(App and web page records)
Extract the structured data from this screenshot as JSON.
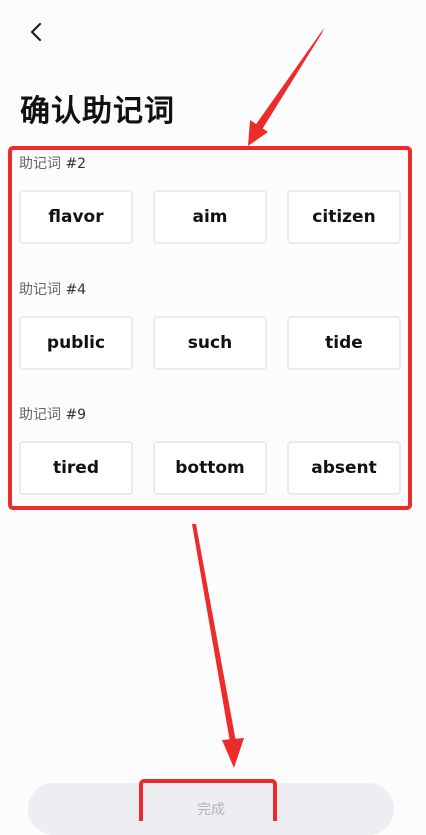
{
  "header": {
    "title": "确认助记词",
    "back_icon": "chevron-left-icon"
  },
  "groups": [
    {
      "label_prefix": "助记词",
      "label_number": "#2",
      "options": [
        "flavor",
        "aim",
        "citizen"
      ]
    },
    {
      "label_prefix": "助记词",
      "label_number": "#4",
      "options": [
        "public",
        "such",
        "tide"
      ]
    },
    {
      "label_prefix": "助记词",
      "label_number": "#9",
      "options": [
        "tired",
        "bottom",
        "absent"
      ]
    }
  ],
  "footer": {
    "done_label": "完成"
  },
  "colors": {
    "annotation": "#ee2b2b",
    "background": "#fcfbfd",
    "disabled_button": "#eeedf1"
  }
}
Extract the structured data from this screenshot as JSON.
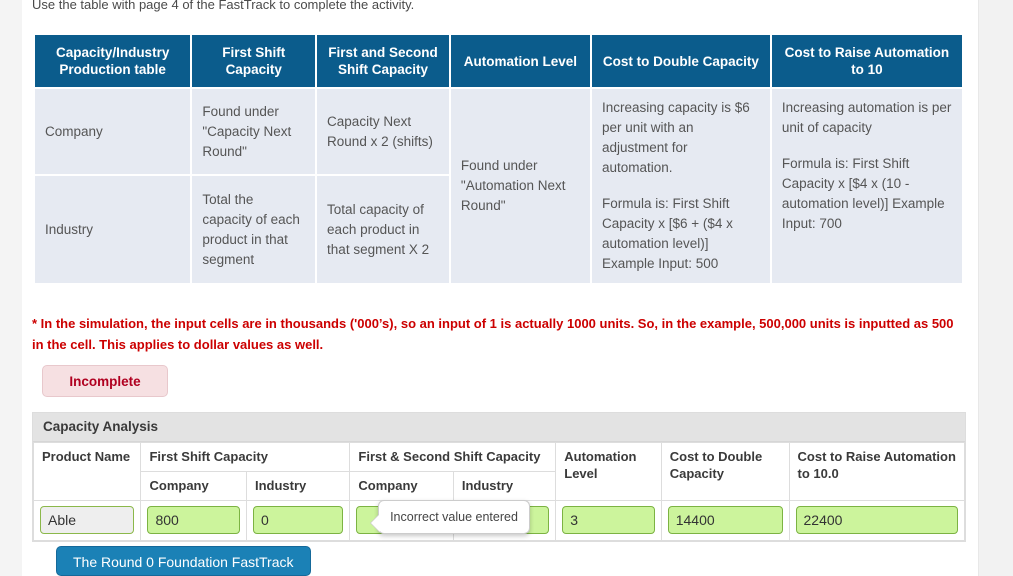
{
  "intro": {
    "text": "Use the table with page 4 of the FastTrack to complete the activity."
  },
  "reference_table": {
    "headers": [
      "Capacity/Industry Production table",
      "First Shift Capacity",
      "First and Second Shift Capacity",
      "Automation Level",
      "Cost to Double Capacity",
      "Cost to Raise Automation to 10"
    ],
    "rows": [
      {
        "label": "Company",
        "first_shift": "Found under \"Capacity Next Round\"",
        "both_shifts": "Capacity Next Round x 2 (shifts)",
        "automation": "Found under \"Automation Next Round\"",
        "cost_double_p1": "Increasing capacity is $6 per unit with an adjustment for automation.",
        "cost_double_p2": "Formula is: First Shift Capacity x [$6 + ($4 x automation level)] Example Input: 500",
        "cost_raise_p1": "Increasing automation is per unit of capacity",
        "cost_raise_p2": "Formula is: First Shift Capacity x [$4 x (10 - automation level)] Example Input: 700"
      },
      {
        "label": "Industry",
        "first_shift": "Total the capacity of each product in that segment",
        "both_shifts": "Total capacity of each product in that segment X 2"
      }
    ]
  },
  "note": {
    "text": "* In the simulation, the input cells are in thousands ('000’s), so an input of 1 is actually 1000 units. So, in the example, 500,000 units is inputted as 500 in the cell. This applies to dollar values as well."
  },
  "status_badge": {
    "label": "Incomplete"
  },
  "capacity_analysis": {
    "title": "Capacity Analysis",
    "headers": {
      "product_name": "Product Name",
      "first_shift_capacity": "First Shift Capacity",
      "first_second_shift_capacity": "First & Second Shift Capacity",
      "automation_level": "Automation Level",
      "cost_to_double_capacity": "Cost to Double Capacity",
      "cost_to_raise_automation": "Cost to Raise Automation to 10.0"
    },
    "subheaders": {
      "fs_company": "Company",
      "fs_industry": "Industry",
      "ss_company": "Company",
      "ss_industry": "Industry"
    },
    "rows": [
      {
        "product_name": "Able",
        "fs_company": "800",
        "fs_industry": "0",
        "ss_company": "",
        "ss_industry": "",
        "automation_level": "3",
        "cost_to_double_capacity": "14400",
        "cost_to_raise_automation": "22400"
      }
    ]
  },
  "tooltip": {
    "text": "Incorrect value entered"
  },
  "footer_button": {
    "label": "The Round 0 Foundation FastTrack"
  },
  "colors": {
    "header_blue": "#0b5c8c",
    "cell_blue_gray": "#e6eaf2",
    "note_red": "#cc0000",
    "badge_bg": "#f6e0e2",
    "badge_text": "#b00020",
    "input_green": "#ccf49c",
    "input_green_border": "#7cb342",
    "button_blue": "#1b81b6"
  }
}
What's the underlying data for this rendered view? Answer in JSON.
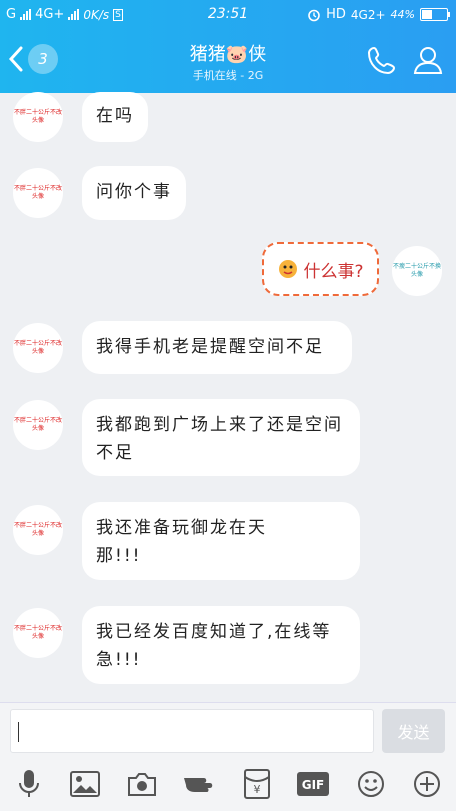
{
  "status_bar": {
    "carrier1": "G",
    "carrier2": "4G+",
    "speed": "0K/s",
    "sim_badge": "S",
    "time": "23:51",
    "hd": "HD",
    "network": "4G2+",
    "battery": "44%",
    "battery_level": 0.44
  },
  "header": {
    "back_badge": "3",
    "title": "猪猪🐷侠",
    "subtitle": "手机在线 - 2G"
  },
  "avatars": {
    "contact_text": "不胖二十公斤不改头像",
    "self_text": "不瘦二十公斤不换头像"
  },
  "messages": [
    {
      "side": "left",
      "text": "在吗"
    },
    {
      "side": "left",
      "text": "问你个事"
    },
    {
      "side": "right",
      "text": "什么事?"
    },
    {
      "side": "left",
      "text": "我得手机老是提醒空间不足"
    },
    {
      "side": "left",
      "text": "我都跑到广场上来了还是空间不足"
    },
    {
      "side": "left",
      "text": "我还准备玩御龙在天那!!!"
    },
    {
      "side": "left",
      "text": "我已经发百度知道了,在线等急!!!"
    }
  ],
  "input": {
    "value": "",
    "send_label": "发送"
  },
  "toolbar": [
    "mic-icon",
    "image-icon",
    "camera-icon",
    "hand-icon",
    "red-packet-icon",
    "gif-icon",
    "emoji-icon",
    "plus-icon"
  ],
  "colors": {
    "header": "#2aa8f0",
    "accent_orange": "#ef6a3a"
  }
}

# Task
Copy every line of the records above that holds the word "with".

# Response box
    "text": "Use the table with page 4 of the FastTrack to complete the activity."
        "cost_double_p1": "Increasing capacity is $6 per unit with an adjustment for automation.",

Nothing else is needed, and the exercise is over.